I would not recommend setting it to full since they would be able to change permissions which is typically undesirable.

Dave
--
I may have been born yesterday. But it wasn't at night.

HarryH3
Premium
join:2005-02-21
kudos:3
reply to PToN
Microsoft sorta missed the mark when creating NTFS file permissions. Back in the day when Novell was king of the server world they had many more options available for assigning user rights, one of which was erase. You could assign Read, Write, Modify, but not assign Erase and accomplish what you are trying to accomplish. You can see the full list about one page down here: »support.novell.com/techcenter/ar ··· 101.html It just always seemed to make more sense...


Kilroy
Premium,MVM
join:2002-11-21
Saint Paul, MN
HarryH3 See Profile, lets not go into how much better Novell was for user and file management over Windows. If only they had better marketing back in the 4.xx days.

My favorite difference is that in Novell when you cut off network access it is immediate, for Microsoft you've got your access until you log off.
--
“Progress isn't made by early risers. It's made by lazy men trying to find easier ways to do something.” ¯ Robert A. Heinlein

HarryH3
Premium
join:2005-02-21
kudos:3
MS killed Novell the same way they killed Netscape, by giving stuff away until everyone was hooked and Novell was no longer a major player. (Though I don't miss doing client updates with Novell. That stuff was a major PITA back in the 3.x and 4.x days.)

I haven't even seen a Novell implementation since '95 or so. But I still recall (and often miss) the excellent granularity of control that it offered!

But MS doesn't have a tactic to overcome the mostly Free status of all those linux servers out there today.

dave
Premium,MVM
join:2000-05-04
not in ohio
kudos:8
Reviews:
·Verizon FiOS
reply to Kilroy
said by Kilroy:

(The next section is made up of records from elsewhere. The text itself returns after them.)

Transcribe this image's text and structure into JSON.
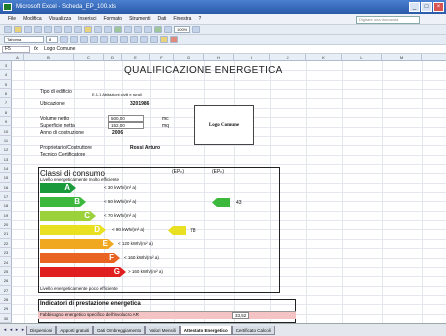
{
  "window": {
    "title": "Microsoft Excel - Scheda_EP_100.xls"
  },
  "menu": [
    "File",
    "Modifica",
    "Visualizza",
    "Inserisci",
    "Formato",
    "Strumenti",
    "Dati",
    "Finestra",
    "?"
  ],
  "help_placeholder": "Digitare una domanda",
  "toolbar": {
    "zoom": "100%",
    "font": "Tahoma",
    "size": "8"
  },
  "formula": {
    "cell": "F5",
    "fx": "fx",
    "content": "Logo Comune"
  },
  "columns": [
    "A",
    "B",
    "C",
    "D",
    "E",
    "F",
    "G",
    "H",
    "I",
    "J",
    "K",
    "L",
    "M"
  ],
  "rows": [
    "3",
    "4",
    "5",
    "6",
    "7",
    "8",
    "9",
    "10",
    "11",
    "12",
    "13",
    "14",
    "15",
    "16",
    "17",
    "18",
    "19",
    "20",
    "21",
    "22",
    "23",
    "24",
    "25",
    "26",
    "27",
    "28",
    "29",
    "30"
  ],
  "doc": {
    "title": "QUALIFICAZIONE ENERGETICA",
    "tipo_label": "Tipo di edificio",
    "tipo_value": "E.1.1 Abitazioni civili e rurali",
    "ubicazione_label": "Ubicazione",
    "ubicazione_value": "3201986",
    "volume_label": "Volume netto",
    "volume_value": "500,00",
    "volume_unit": "mc",
    "superficie_label": "Superficie netta",
    "superficie_value": "152,00",
    "superficie_unit": "mq",
    "anno_label": "Anno di costruzione",
    "anno_value": "2006",
    "proprietario_label": "Proprietario/Costruttore",
    "proprietario_value": "Rossi Arturo",
    "tecnico_label": "Tecnico Certificatore",
    "logo": "Logo Comune",
    "classi_title": "Classi di consumo",
    "ep_label": "(EPₕ)",
    "ep2_label": "(EPₕ)",
    "top_note": "Livello energeticamente molto efficiente",
    "bottom_note": "Livello energeticamente poco efficiente",
    "classes": [
      {
        "letter": "A",
        "text": "< 30 kWh/(m² a)",
        "color": "#1a9a3a"
      },
      {
        "letter": "B",
        "text": "< 50 kWh/(m² a)",
        "color": "#3cb83c"
      },
      {
        "letter": "C",
        "text": "< 70 kWh/(m² a)",
        "color": "#9bd23c"
      },
      {
        "letter": "D",
        "text": "< 90 kWh/(m² a)",
        "color": "#e8e020"
      },
      {
        "letter": "E",
        "text": "< 120 kWh/(m² a)",
        "color": "#f0a820"
      },
      {
        "letter": "F",
        "text": "< 160 kWh/(m² a)",
        "color": "#e86420"
      },
      {
        "letter": "G",
        "text": "> 160 kWh/(m² a)",
        "color": "#e02020"
      }
    ],
    "pointer_yellow_value": "78",
    "pointer_green_value": "43",
    "indicatori_title": "Indicatori di prestazione energetica",
    "indicatori_row": "Fabbisogno energetico specifico dell'involucro AR",
    "indicatori_value": "33,52"
  },
  "tabs": [
    "Dispersioni",
    "Apporti gratuiti",
    "Dati Ombreggiamento",
    "Valori Mensili",
    "Attestato Energetico",
    "Certificato Calcoli"
  ],
  "active_tab": "Attestato Energetico"
}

My favorite difference is that in Novell when you cut off network access it is immediate, for Microsoft you've got your access until you log off.

That's part of the general pattern which says that access is granted when an object is opened, the access rights attach to the open handle, and subsequent changes to permissions don't affect the open handle.

I like it because it is consistent and therefore predictable.


Cartel
Premium
join:2006-09-13
Chilliwack, BC
kudos:2
reply to PToN
Would this help?

»www.sevenforums.com/tutorials/19 ··· cut.html

dave
Premium,MVM
join:2000-05-04
not in ohio
kudos:8
Reviews:
·Verizon FiOS
I wouldn't have thought so. Recall, he doesn't want to give people delete access. That program requires either that the files/folders grant 'write owner' access (more powerful than delete access) or the users have 'take owner' privilege (which basically lets 'em take over anything).